Carrots take quite some time to germinate and get started but they are coming on now and will be part of the produce boxes for the seniors in a month or two.  I will start lots more later in the season.

Senior Farmer’s Market voucher season starts this week and I am hoping to add radishes to the spinach, lettuce and broccoli.

The Urban Farm – April Update

So my last post back on April 2nd showed snow on the raised beds.   We had planted about 40 or so transplants to take advantage of an early warm up then put some row cover season extension over the plants for protection.  Lettuce and broccoli are generally cold tolerant but the weather was in the teens for an extended period of time plus I did not have time to set my low tunnel up correctly so I was thinking we would have some loss.  And we did.  But not too bad.

First week of April after hard long hard freeze period


No worries.  We pulled dead plants and put in new ones.  That is why you have a seed start grow station at your house and you plant every two weeks.  Having a dozen plants ready each week or two ensures a steady stream of produce.  We had nice weather with decent rainfall and it shows.

Here is that same bed a couple weeks later.

Lettuce is interplanted with broccoli and cauliflower.  We will harvest the largest heads to allow the smaller heads to get bigger as the broccoli and cauliflower grow to maturity.  We have about 30 heads of lettuce going in a separate part of the farm for later on.

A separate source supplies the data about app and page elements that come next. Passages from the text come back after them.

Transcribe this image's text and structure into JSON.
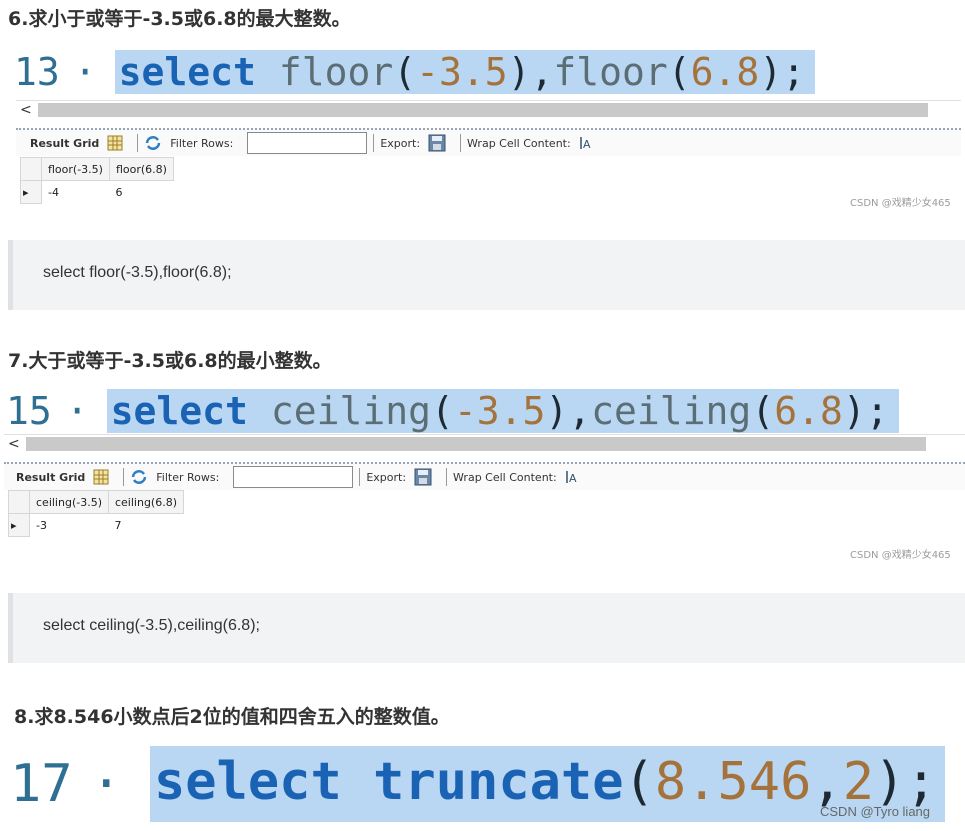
{
  "sections": [
    {
      "heading": "6.求小于或等于-3.5或6.8的最大整数。",
      "line_number": "13",
      "tokens": [
        {
          "t": "select",
          "c": "kw"
        },
        {
          "t": " ",
          "c": "punc"
        },
        {
          "t": "floor",
          "c": "fn"
        },
        {
          "t": "(",
          "c": "punc"
        },
        {
          "t": "-3.5",
          "c": "num"
        },
        {
          "t": "),",
          "c": "punc"
        },
        {
          "t": "floor",
          "c": "fn"
        },
        {
          "t": "(",
          "c": "punc"
        },
        {
          "t": "6.8",
          "c": "num"
        },
        {
          "t": ");",
          "c": "punc"
        }
      ],
      "columns": [
        "floor(-3.5)",
        "floor(6.8)"
      ],
      "rows": [
        [
          "-4",
          "6"
        ]
      ],
      "watermark": "CSDN @戏精少女465",
      "code_text": "select floor(-3.5),floor(6.8);"
    },
    {
      "heading": "7.大于或等于-3.5或6.8的最小整数。",
      "line_number": "15",
      "tokens": [
        {
          "t": "select",
          "c": "kw"
        },
        {
          "t": " ",
          "c": "punc"
        },
        {
          "t": "ceiling",
          "c": "fn"
        },
        {
          "t": "(",
          "c": "punc"
        },
        {
          "t": "-3.5",
          "c": "num"
        },
        {
          "t": "),",
          "c": "punc"
        },
        {
          "t": "ceiling",
          "c": "fn"
        },
        {
          "t": "(",
          "c": "punc"
        },
        {
          "t": "6.8",
          "c": "num"
        },
        {
          "t": ");",
          "c": "punc"
        }
      ],
      "columns": [
        "ceiling(-3.5)",
        "ceiling(6.8)"
      ],
      "rows": [
        [
          "-3",
          "7"
        ]
      ],
      "watermark": "CSDN @戏精少女465",
      "code_text": "select ceiling(-3.5),ceiling(6.8);"
    },
    {
      "heading": "8.求8.546小数点后2位的值和四舍五入的整数值。",
      "line_number": "17",
      "tokens": [
        {
          "t": "select",
          "c": "kw"
        },
        {
          "t": " ",
          "c": "kw"
        },
        {
          "t": "truncate",
          "c": "kw"
        },
        {
          "t": "(",
          "c": "punc"
        },
        {
          "t": "8.546",
          "c": "num"
        },
        {
          "t": ",",
          "c": "punc"
        },
        {
          "t": "2",
          "c": "num"
        },
        {
          "t": ");",
          "c": "punc"
        }
      ],
      "watermark": "CSDN @Tyro liang"
    }
  ],
  "toolbar": {
    "result_grid": "Result Grid",
    "filter_rows": "Filter Rows:",
    "export": "Export:",
    "wrap_cell": "Wrap Cell Content:",
    "icons": [
      "grid-view-icon",
      "refresh-icon",
      "export-save-icon",
      "wrap-text-icon"
    ]
  },
  "scroll_arrow": "<",
  "line_dot": "·",
  "colors": {
    "selection": "#b9d7f2",
    "keyword": "#1a62b3",
    "function": "#5b6d75",
    "number": "#a4723a",
    "line_number": "#2e6f92",
    "codebox_bg": "#f2f3f5"
  }
}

I need to find a few hours this week to work at the farm.  The peas are coming up and if the bunnies and deer do not eat them they will need a trellis in a week or two.  Targeted harvest for sugar snap peas is early June.